__RECORDS TO PROCESS__:
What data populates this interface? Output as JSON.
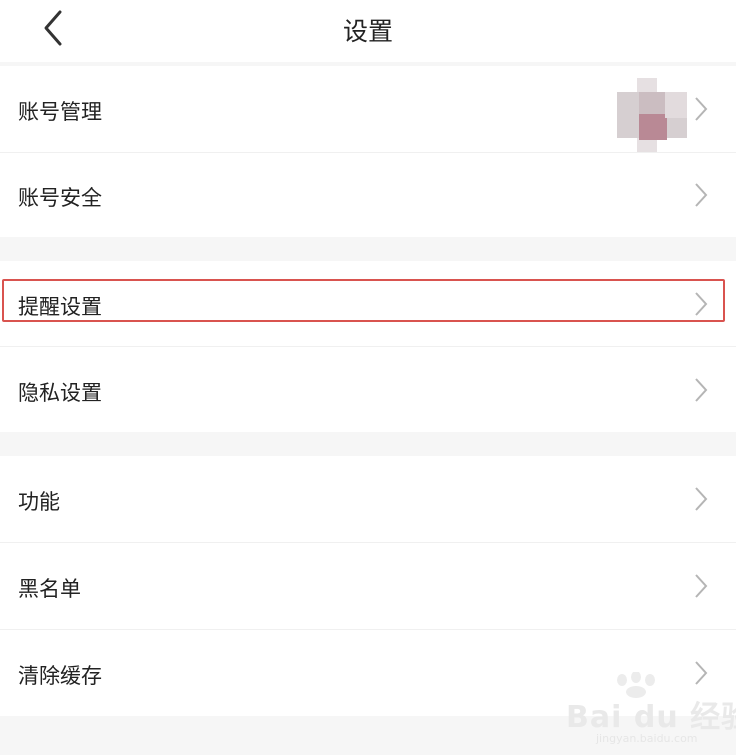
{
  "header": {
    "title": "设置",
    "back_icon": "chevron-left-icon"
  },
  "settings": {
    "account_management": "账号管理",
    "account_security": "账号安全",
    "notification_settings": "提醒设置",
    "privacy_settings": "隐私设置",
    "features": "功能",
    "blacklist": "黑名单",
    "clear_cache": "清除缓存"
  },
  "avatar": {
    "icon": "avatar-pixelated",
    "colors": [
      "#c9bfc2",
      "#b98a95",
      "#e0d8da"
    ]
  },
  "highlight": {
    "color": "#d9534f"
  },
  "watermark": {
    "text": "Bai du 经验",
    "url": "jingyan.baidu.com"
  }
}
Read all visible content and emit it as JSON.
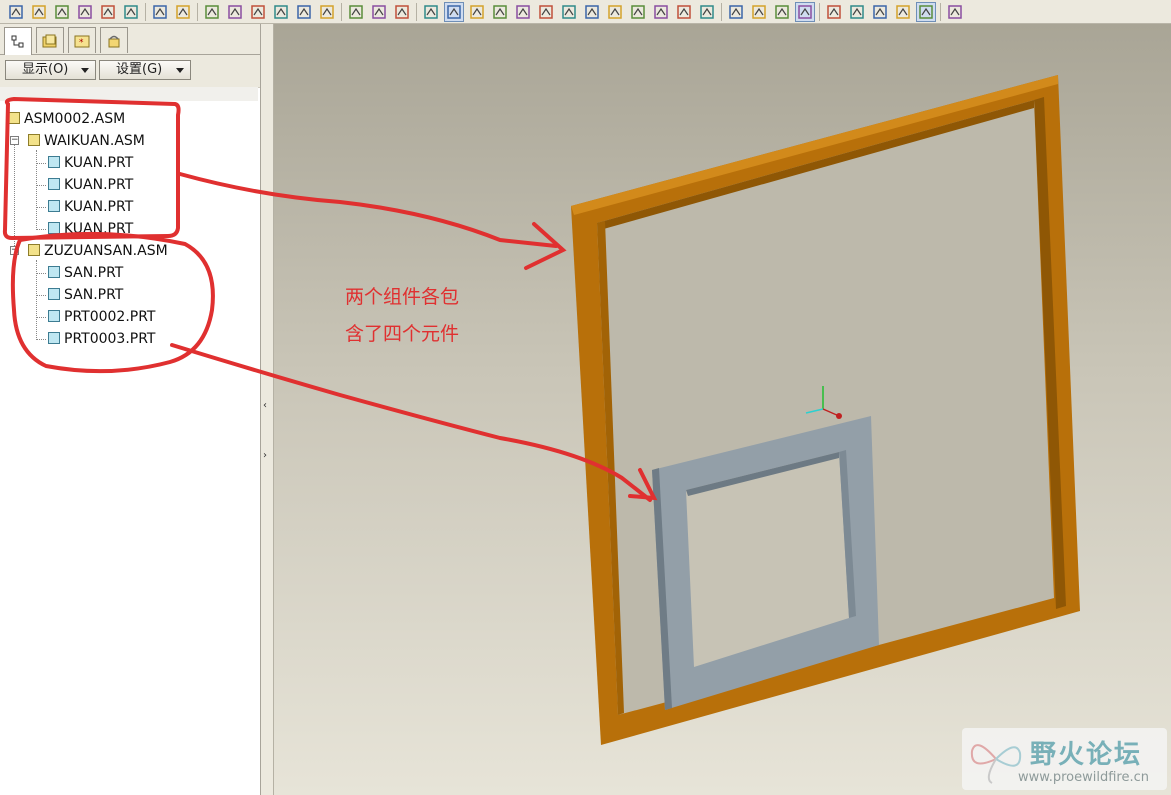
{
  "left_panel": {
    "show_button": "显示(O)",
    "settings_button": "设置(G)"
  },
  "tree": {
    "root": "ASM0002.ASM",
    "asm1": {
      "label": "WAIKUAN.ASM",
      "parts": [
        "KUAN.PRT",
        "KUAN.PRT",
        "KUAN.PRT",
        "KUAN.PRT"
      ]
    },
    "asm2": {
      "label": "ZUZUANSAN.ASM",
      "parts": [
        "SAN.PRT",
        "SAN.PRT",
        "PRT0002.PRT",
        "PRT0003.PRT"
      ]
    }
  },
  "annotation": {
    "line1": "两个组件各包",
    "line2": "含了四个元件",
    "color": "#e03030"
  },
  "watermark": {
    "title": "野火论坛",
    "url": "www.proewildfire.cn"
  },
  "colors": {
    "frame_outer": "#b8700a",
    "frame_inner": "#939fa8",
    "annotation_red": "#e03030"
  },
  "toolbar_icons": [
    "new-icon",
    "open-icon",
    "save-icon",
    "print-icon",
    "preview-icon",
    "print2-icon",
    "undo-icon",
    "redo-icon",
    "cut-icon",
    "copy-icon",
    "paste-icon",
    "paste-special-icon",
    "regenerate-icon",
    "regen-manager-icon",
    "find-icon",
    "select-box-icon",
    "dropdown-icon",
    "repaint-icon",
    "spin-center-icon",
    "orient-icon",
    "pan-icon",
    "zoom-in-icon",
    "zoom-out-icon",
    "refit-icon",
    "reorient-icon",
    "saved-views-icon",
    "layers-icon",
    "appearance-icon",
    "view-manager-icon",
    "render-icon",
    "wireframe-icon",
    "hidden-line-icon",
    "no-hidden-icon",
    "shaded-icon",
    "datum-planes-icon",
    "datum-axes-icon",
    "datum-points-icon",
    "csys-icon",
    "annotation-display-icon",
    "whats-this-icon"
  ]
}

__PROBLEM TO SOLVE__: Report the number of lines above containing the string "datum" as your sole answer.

__REPLY TO THE EXERCISE__: 3